## TASK TO CARRY OUT
From the entries below, count the lines holding the word "username" and give nothing but the number.

Stored dataset items
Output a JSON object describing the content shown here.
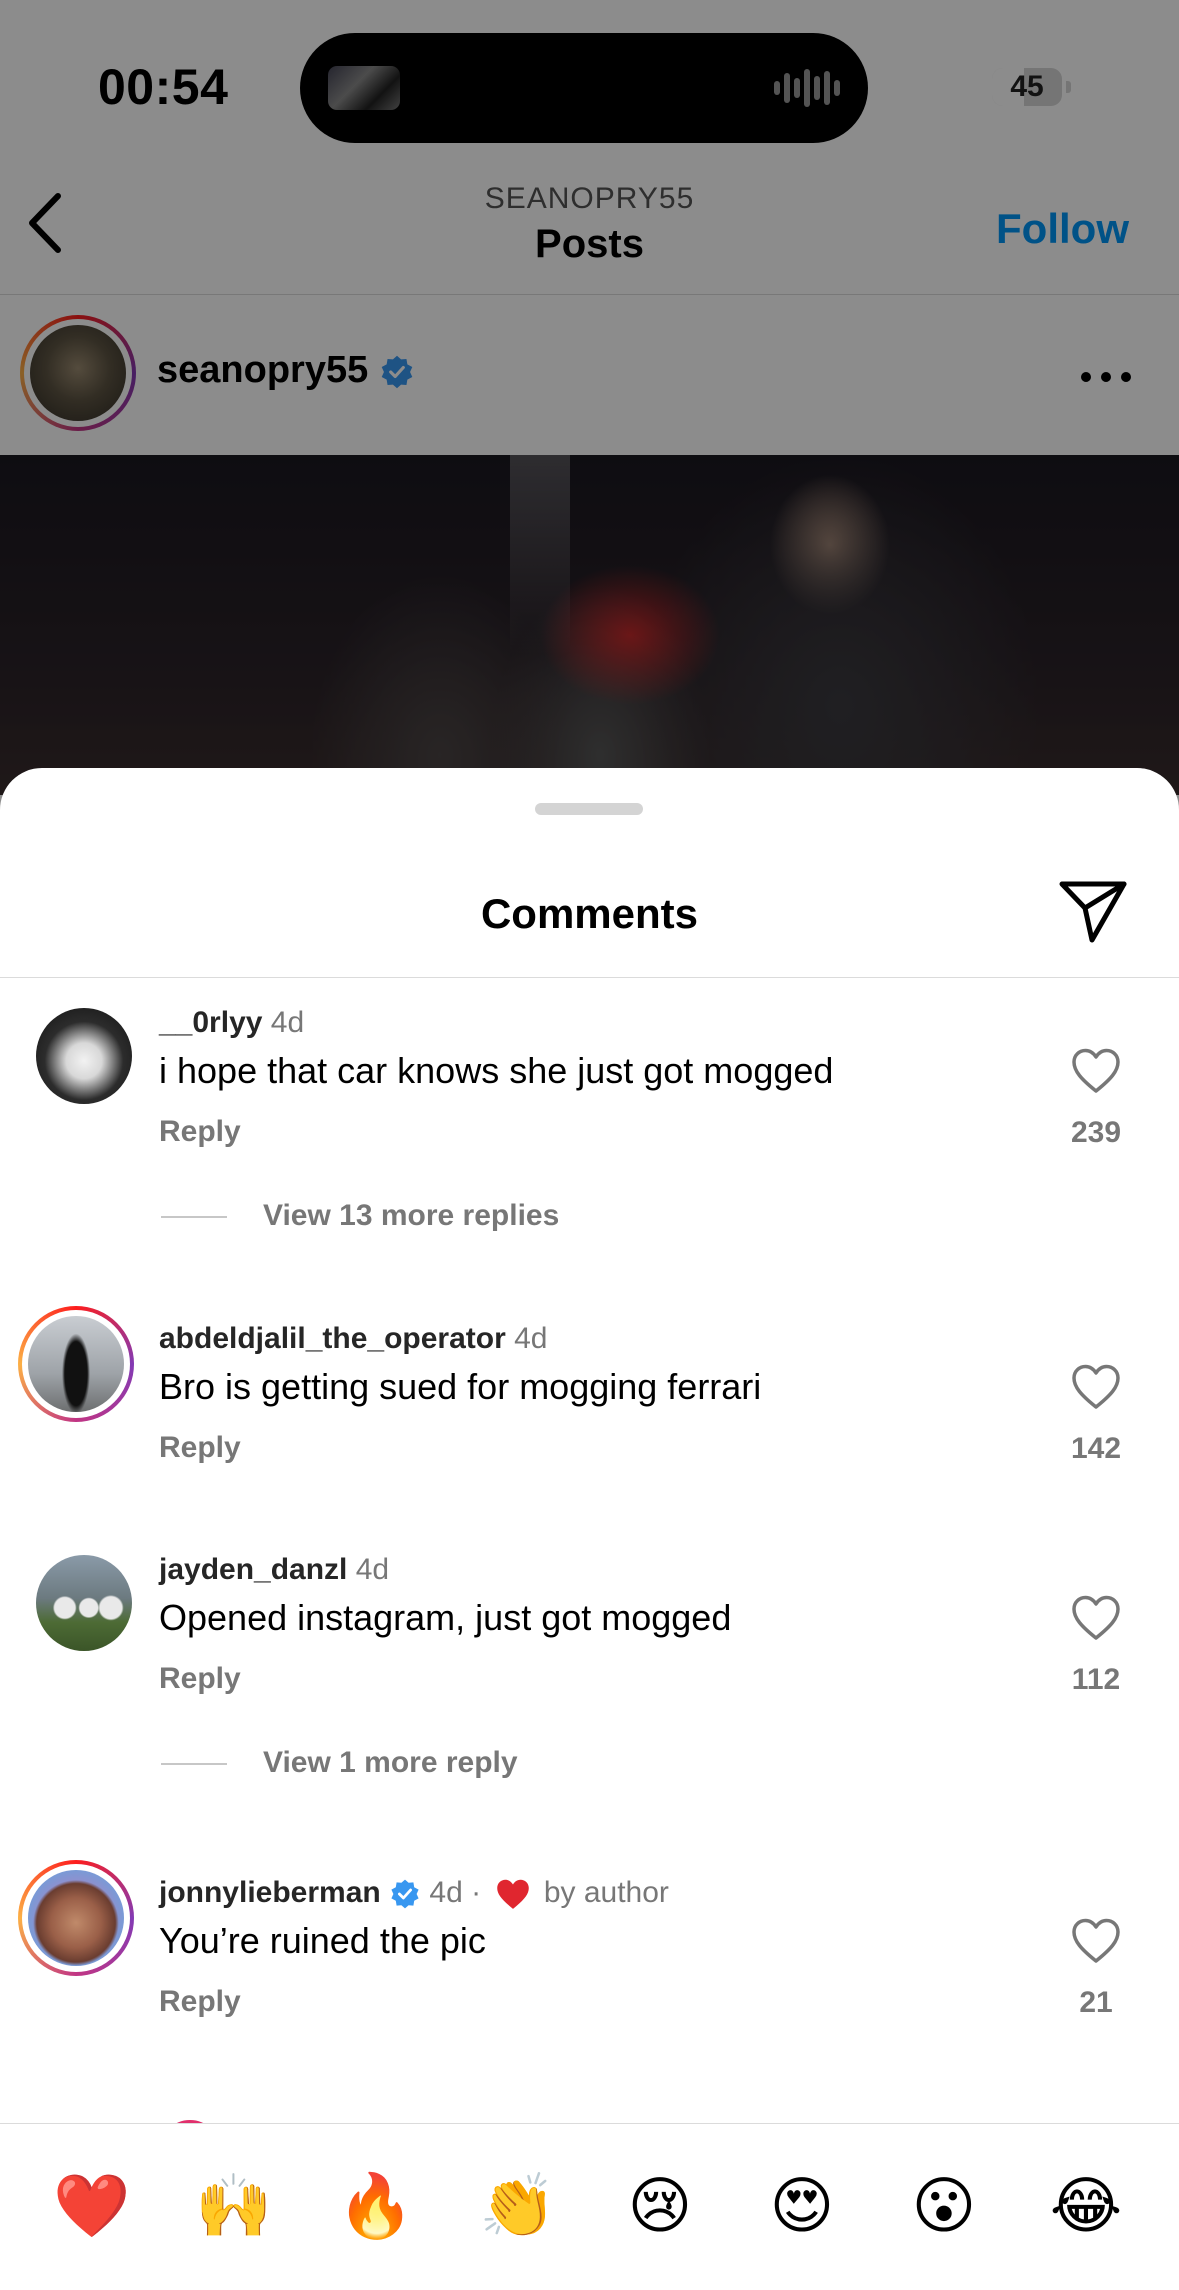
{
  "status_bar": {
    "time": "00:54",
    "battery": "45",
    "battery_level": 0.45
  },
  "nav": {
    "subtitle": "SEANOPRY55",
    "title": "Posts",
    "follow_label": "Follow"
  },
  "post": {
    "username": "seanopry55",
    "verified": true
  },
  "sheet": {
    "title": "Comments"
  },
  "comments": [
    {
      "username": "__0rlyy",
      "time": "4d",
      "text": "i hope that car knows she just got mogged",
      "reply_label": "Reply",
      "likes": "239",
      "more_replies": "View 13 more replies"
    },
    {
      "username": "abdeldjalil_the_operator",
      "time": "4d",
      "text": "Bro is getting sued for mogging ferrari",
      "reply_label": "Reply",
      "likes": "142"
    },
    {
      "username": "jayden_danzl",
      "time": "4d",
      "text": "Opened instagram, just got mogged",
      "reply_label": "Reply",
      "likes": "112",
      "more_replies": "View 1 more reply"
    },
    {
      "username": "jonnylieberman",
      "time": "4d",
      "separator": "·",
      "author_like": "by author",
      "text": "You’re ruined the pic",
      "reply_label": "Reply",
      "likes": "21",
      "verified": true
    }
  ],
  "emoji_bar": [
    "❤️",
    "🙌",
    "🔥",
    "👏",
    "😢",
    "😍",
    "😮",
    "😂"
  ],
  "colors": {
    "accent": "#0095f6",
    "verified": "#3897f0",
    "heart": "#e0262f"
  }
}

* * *

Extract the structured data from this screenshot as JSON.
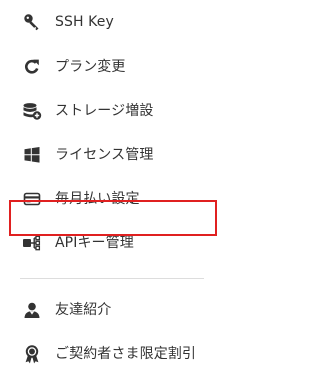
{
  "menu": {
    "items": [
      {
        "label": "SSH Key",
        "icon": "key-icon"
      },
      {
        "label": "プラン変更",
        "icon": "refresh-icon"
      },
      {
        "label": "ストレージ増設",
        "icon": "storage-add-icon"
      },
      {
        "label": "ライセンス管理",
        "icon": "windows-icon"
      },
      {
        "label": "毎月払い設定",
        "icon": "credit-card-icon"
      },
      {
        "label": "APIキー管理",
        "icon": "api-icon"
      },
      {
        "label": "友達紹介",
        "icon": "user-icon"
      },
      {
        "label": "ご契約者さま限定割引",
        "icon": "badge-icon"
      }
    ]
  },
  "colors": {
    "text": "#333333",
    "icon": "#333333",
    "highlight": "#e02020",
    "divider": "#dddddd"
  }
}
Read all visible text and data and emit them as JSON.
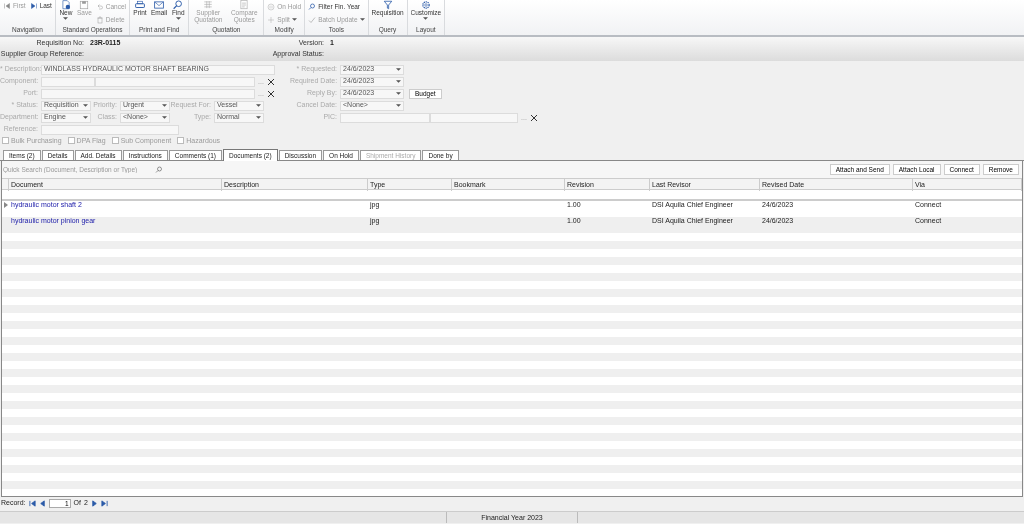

## COMPLETED EXERCISE
5